SOURCE INFORMATION:

**********

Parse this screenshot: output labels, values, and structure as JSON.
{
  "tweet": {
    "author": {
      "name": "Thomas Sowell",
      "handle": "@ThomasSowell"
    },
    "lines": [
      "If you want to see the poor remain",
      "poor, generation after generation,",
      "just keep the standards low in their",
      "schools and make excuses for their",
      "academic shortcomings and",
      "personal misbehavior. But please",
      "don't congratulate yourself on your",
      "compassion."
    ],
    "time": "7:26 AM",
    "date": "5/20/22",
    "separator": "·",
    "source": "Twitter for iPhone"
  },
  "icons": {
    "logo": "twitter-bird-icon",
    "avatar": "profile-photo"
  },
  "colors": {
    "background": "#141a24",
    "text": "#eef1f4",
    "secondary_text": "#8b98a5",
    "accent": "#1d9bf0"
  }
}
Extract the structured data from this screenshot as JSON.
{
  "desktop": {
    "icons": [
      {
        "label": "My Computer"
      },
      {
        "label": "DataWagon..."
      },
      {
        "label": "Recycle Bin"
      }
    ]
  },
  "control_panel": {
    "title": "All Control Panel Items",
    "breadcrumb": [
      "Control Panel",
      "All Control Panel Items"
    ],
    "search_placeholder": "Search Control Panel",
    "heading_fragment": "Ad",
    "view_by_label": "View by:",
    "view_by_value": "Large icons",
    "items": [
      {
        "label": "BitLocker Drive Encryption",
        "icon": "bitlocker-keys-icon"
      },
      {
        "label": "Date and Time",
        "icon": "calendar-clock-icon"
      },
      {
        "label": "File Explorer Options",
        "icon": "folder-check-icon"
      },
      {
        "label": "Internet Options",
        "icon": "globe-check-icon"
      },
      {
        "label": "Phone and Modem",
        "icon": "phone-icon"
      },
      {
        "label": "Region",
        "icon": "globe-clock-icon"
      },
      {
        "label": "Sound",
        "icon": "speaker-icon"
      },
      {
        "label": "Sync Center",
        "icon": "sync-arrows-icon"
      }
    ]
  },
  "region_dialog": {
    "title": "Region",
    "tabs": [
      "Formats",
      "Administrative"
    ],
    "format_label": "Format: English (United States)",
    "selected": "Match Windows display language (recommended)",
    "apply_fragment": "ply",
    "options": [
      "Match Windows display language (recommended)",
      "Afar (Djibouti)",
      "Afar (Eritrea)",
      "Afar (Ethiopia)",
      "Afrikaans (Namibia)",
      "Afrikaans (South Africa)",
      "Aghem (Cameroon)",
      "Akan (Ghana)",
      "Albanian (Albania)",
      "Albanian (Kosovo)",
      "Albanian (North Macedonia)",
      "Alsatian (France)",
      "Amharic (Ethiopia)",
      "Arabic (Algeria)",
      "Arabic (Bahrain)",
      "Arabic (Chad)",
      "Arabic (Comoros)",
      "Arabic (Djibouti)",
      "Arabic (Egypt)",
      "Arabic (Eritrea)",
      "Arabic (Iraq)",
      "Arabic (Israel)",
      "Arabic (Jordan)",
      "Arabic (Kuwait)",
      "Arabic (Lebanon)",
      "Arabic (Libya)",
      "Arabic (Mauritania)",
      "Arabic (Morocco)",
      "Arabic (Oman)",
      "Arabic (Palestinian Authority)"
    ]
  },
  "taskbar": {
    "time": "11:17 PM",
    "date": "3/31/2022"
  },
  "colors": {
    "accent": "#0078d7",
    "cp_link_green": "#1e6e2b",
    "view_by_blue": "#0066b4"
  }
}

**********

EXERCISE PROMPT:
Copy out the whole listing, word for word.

REPLY TO THE TASK:
Parse this screenshot: output labels, values, and structure as JSON.
{
  "tweet": {
    "author": {
      "name": "Thomas Sowell",
      "handle": "@ThomasSowell"
    },
    "lines": [
      "If you want to see the poor remain",
      "poor, generation after generation,",
      "just keep the standards low in their",
      "schools and make excuses for their",
      "academic shortcomings and",
      "personal misbehavior. But please",
      "don't congratulate yourself on your",
      "compassion."
    ],
    "time": "7:26 AM",
    "date": "5/20/22",
    "separator": "·",
    "source": "Twitter for iPhone"
  },
  "icons": {
    "logo": "twitter-bird-icon",
    "avatar": "profile-photo"
  },
  "colors": {
    "background": "#141a24",
    "text": "#eef1f4",
    "secondary_text": "#8b98a5",
    "accent": "#1d9bf0"
  }
}
Extract the structured data from this screenshot as JSON.
{
  "desktop": {
    "icons": [
      {
        "label": "My Computer"
      },
      {
        "label": "DataWagon..."
      },
      {
        "label": "Recycle Bin"
      }
    ]
  },
  "control_panel": {
    "title": "All Control Panel Items",
    "breadcrumb": [
      "Control Panel",
      "All Control Panel Items"
    ],
    "search_placeholder": "Search Control Panel",
    "heading_fragment": "Ad",
    "view_by_label": "View by:",
    "view_by_value": "Large icons",
    "items": [
      {
        "label": "BitLocker Drive Encryption",
        "icon": "bitlocker-keys-icon"
      },
      {
        "label": "Date and Time",
        "icon": "calendar-clock-icon"
      },
      {
        "label": "File Explorer Options",
        "icon": "folder-check-icon"
      },
      {
        "label": "Internet Options",
        "icon": "globe-check-icon"
      },
      {
        "label": "Phone and Modem",
        "icon": "phone-icon"
      },
      {
        "label": "Region",
        "icon": "globe-clock-icon"
      },
      {
        "label": "Sound",
        "icon": "speaker-icon"
      },
      {
        "label": "Sync Center",
        "icon": "sync-arrows-icon"
      }
    ]
  },
  "region_dialog": {
    "title": "Region",
    "tabs": [
      "Formats",
      "Administrative"
    ],
    "format_label": "Format: English (United States)",
    "selected": "Match Windows display language (recommended)",
    "apply_fragment": "ply",
    "options": [
      "Match Windows display language (recommended)",
      "Afar (Djibouti)",
      "Afar (Eritrea)",
      "Afar (Ethiopia)",
      "Afrikaans (Namibia)",
      "Afrikaans (South Africa)",
      "Aghem (Cameroon)",
      "Akan (Ghana)",
      "Albanian (Albania)",
      "Albanian (Kosovo)",
      "Albanian (North Macedonia)",
      "Alsatian (France)",
      "Amharic (Ethiopia)",
      "Arabic (Algeria)",
      "Arabic (Bahrain)",
      "Arabic (Chad)",
      "Arabic (Comoros)",
      "Arabic (Djibouti)",
      "Arabic (Egypt)",
      "Arabic (Eritrea)",
      "Arabic (Iraq)",
      "Arabic (Israel)",
      "Arabic (Jordan)",
      "Arabic (Kuwait)",
      "Arabic (Lebanon)",
      "Arabic (Libya)",
      "Arabic (Mauritania)",
      "Arabic (Morocco)",
      "Arabic (Oman)",
      "Arabic (Palestinian Authority)"
    ]
  },
  "taskbar": {
    "time": "11:17 PM",
    "date": "3/31/2022"
  },
  "colors": {
    "accent": "#0078d7",
    "cp_link_green": "#1e6e2b",
    "view_by_blue": "#0066b4"
  }
}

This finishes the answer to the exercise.